Individual income tax return form by Shutterstock.com
- Around tax season, lawmakers discuss ways to make the tax system better. Some want to make the filing process easier.
- The majority of individual tax returns are filed electronically, rather than by mail.
- Electronic filing of taxes saves taxpayers money and reduces the likelihood that they will make mistakes.
- The truth is that a return-free system only sounds good until you think about it.
- In the real world, a government takeover of the tax-return business won't eliminate tax returns, or simplify them.
It's an annual tradition that around the end of tax season, lawmakers and policy experts discuss ways to make the tax code and tax system more efficient for taxpayers. While much of the discussion this year surrounded the potential for once-in-a-generation tax reform, some participants have focused on making the filing process itself easier.

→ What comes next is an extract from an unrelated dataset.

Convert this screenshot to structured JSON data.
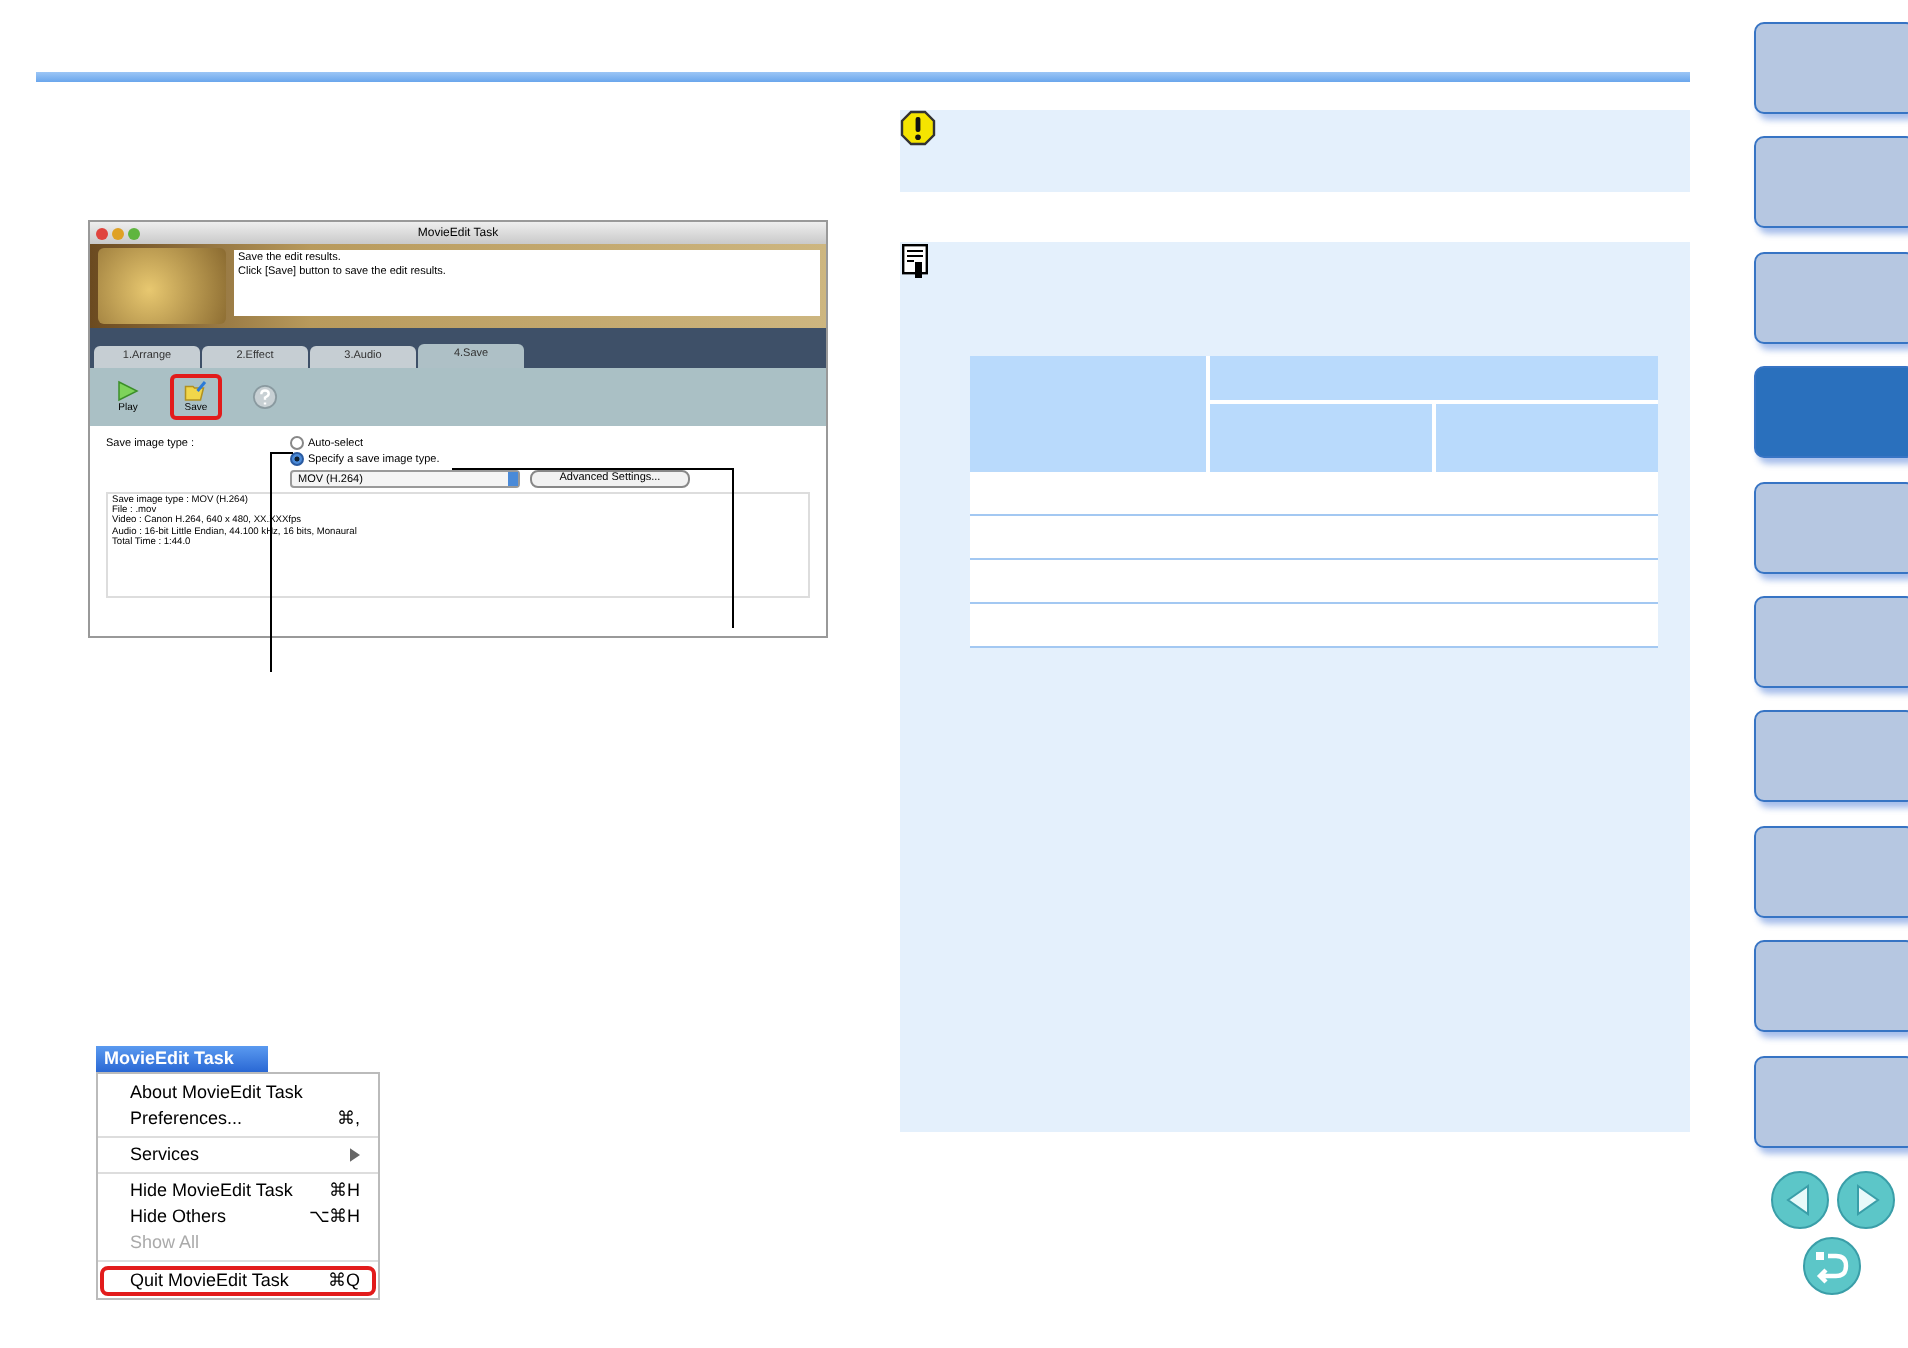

Today, the majority of individual tax returns are filed electronically, rather than by mail. Electronic filing saves taxpayers money and reduces the likelihood that they will make mistakes. All taxpayers can access free fillable forms to quickly input their data, and 70 percent of taxpayers can use software and file electronically for free thanks to a voluntary public-private partnership between tax-preparation companies and the IRS.
For some, the next obvious step is to get the private sector out of the way altogether. Under so-called "return-free" proposals, the government would prepare individuals' tax returns, annually sending a pre-filled form for a taxpayer to review and approve. Proponents say a government-run system would be simple, painless and convenient, and would significantly reduce errors in the tax-filing process. If you believe this, I have some opportunities in the solar-panel business I'd like to talk to you about.
The truth is that a return-free system only sounds good until you think about it. When you do, it doesn't take long to understand why we need to keep the government out of the tax-preparation business.
To begin with, creating a return-free system would require the largest and most ambitious information technology upgrade in IRS history. Given the sheer scale and complexity of its operations and its status as a government agency, it is perhaps not surprising that the IRS has had a poor track record when it comes to designing and implementing technology modernization programs, including delays, cost overruns and outright failures. The most optimistic estimates are that creating a return-free system would cost hundreds of millions of dollars and take several years - but history suggests it could cost billions and take a decade or more.
Even if a return-free system could be implemented, the benefits would fall far short of the costs. Anyone who has ever done business with a government agency knows that, first, many IRS-prepared tax returns will have errors and, second, trying to get those errors corrected will be a nightmare. Then there is the problem of privacy: Each year, the IRS mails tens of thousands of refund checks and other documents to the wrong addresses. Under return-free, thousands of completed tax returns would be delivered to the wrong people.
Experience abroad confirms these fears are well placed. Such problems have been commonplace in foreign countries that have tried to implement return-free - despite the fact that their tax codes are far simpler than ours. For example, the United Kingdom's government-provided online filing program has been plagued by technical and operational difficulties, and British taxpayers have faced problems ranging from security breaches to overpayments, lost tax notices and delays in returns. In response, British authorities are now considering adopting a system similar to the U.S. "free file" model.
It's also difficult to see what benefits a return-free system would generate, either to taxpayers or to the IRS. First, thanks to the complexity of the U.S. tax code, the vast majority of taxpayers wouldn't even be eligible for the return-free option. Second, taxpayers with simpler returns can already use tax-preparation software or online options for free. Does anyone seriously think the IRS version will be better?
Some U.S. states have experimented with return-free systems. So far, few have met their goals for taxpayer participation. In California, less than one percent of taxpayers have chosen to use the state's much-ballyhooed online system.
Much of our politics today runs on bumper-sticker slogans, and the notion of a return-free tax system makes for a pretty good bumper sticker. In the real world, though, a government takeover of the tax-return business won't eliminate tax returns, nor will it make them simple, painless, convenient or error-free. In the end, common sense and our own experiences are all we need to know the right answer here.
Consider this: Virtually every year, the government adds some sort of new wrinkle designed to make tax filing harder and more complicated. All the private sector has ever done, on the other hand, is try to make it easier.
Jeffrey A. Eisenach is a visiting scholar at the American Enterprise Institute and a managing director at Navigant Economics.